Take each line of the entries below that contains "change" and copy it.
▼
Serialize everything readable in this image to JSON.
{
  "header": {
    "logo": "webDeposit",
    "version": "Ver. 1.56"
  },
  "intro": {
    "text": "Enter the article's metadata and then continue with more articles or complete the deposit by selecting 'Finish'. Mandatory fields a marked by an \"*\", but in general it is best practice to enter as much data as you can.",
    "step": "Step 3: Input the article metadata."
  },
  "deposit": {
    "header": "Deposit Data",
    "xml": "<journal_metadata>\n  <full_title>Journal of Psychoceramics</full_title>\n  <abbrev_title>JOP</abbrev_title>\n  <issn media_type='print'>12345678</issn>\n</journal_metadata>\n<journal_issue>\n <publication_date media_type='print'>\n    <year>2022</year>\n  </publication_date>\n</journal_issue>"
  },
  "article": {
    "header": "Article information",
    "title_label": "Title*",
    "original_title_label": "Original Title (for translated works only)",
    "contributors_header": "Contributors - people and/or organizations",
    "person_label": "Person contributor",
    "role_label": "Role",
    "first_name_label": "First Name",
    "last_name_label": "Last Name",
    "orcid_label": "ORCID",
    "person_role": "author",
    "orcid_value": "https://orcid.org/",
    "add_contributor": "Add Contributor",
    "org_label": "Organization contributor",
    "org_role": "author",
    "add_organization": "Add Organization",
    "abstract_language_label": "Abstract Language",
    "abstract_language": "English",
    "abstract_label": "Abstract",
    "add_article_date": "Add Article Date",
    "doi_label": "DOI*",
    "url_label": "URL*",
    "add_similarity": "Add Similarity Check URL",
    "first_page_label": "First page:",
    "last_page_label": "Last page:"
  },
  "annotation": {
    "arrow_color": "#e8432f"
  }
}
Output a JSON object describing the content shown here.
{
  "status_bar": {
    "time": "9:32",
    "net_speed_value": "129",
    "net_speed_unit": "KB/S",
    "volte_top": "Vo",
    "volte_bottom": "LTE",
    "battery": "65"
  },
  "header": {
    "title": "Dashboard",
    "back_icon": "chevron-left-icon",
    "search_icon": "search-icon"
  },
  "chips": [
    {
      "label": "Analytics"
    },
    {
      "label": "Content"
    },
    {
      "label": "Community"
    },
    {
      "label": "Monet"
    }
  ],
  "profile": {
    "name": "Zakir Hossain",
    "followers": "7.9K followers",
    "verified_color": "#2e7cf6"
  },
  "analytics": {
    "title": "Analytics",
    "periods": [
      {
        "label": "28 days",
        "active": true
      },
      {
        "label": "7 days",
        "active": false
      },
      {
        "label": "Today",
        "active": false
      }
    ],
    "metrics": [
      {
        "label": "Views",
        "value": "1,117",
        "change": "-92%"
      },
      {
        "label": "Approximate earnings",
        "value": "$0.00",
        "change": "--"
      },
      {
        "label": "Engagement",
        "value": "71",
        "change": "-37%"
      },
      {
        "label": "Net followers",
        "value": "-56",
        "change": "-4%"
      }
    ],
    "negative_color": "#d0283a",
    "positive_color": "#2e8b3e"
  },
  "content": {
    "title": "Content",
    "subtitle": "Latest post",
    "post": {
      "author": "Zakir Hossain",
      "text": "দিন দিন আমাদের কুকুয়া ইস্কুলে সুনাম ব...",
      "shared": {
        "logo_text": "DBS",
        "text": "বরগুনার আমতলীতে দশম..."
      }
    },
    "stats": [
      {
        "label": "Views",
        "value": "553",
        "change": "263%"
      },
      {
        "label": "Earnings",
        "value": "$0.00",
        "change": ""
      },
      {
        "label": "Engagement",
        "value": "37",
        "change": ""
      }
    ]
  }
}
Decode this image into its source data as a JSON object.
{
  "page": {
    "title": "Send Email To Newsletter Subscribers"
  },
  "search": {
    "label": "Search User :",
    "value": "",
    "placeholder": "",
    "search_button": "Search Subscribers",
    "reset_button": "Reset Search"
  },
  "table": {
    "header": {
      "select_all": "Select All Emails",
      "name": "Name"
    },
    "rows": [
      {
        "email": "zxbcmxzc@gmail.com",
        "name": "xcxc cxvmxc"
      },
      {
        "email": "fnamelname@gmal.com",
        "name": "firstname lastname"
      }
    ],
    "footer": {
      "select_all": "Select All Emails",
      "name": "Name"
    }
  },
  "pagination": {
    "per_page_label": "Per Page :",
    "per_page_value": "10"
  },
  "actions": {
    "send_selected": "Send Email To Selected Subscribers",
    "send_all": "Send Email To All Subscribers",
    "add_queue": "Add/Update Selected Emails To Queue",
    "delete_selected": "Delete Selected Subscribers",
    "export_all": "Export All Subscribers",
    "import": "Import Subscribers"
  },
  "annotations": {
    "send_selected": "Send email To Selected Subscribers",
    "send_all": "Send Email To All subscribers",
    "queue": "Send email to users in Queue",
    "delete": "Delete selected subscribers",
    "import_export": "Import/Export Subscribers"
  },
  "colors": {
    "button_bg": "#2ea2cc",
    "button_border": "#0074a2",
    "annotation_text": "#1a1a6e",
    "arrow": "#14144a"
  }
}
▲
*SOLUTION FOR THIS EXERCISE*.
        "change": "-92%"
        "change": "--"
        "change": "-37%"
        "change": "-4%"
        "change": "263%"
        "change": ""
        "change": ""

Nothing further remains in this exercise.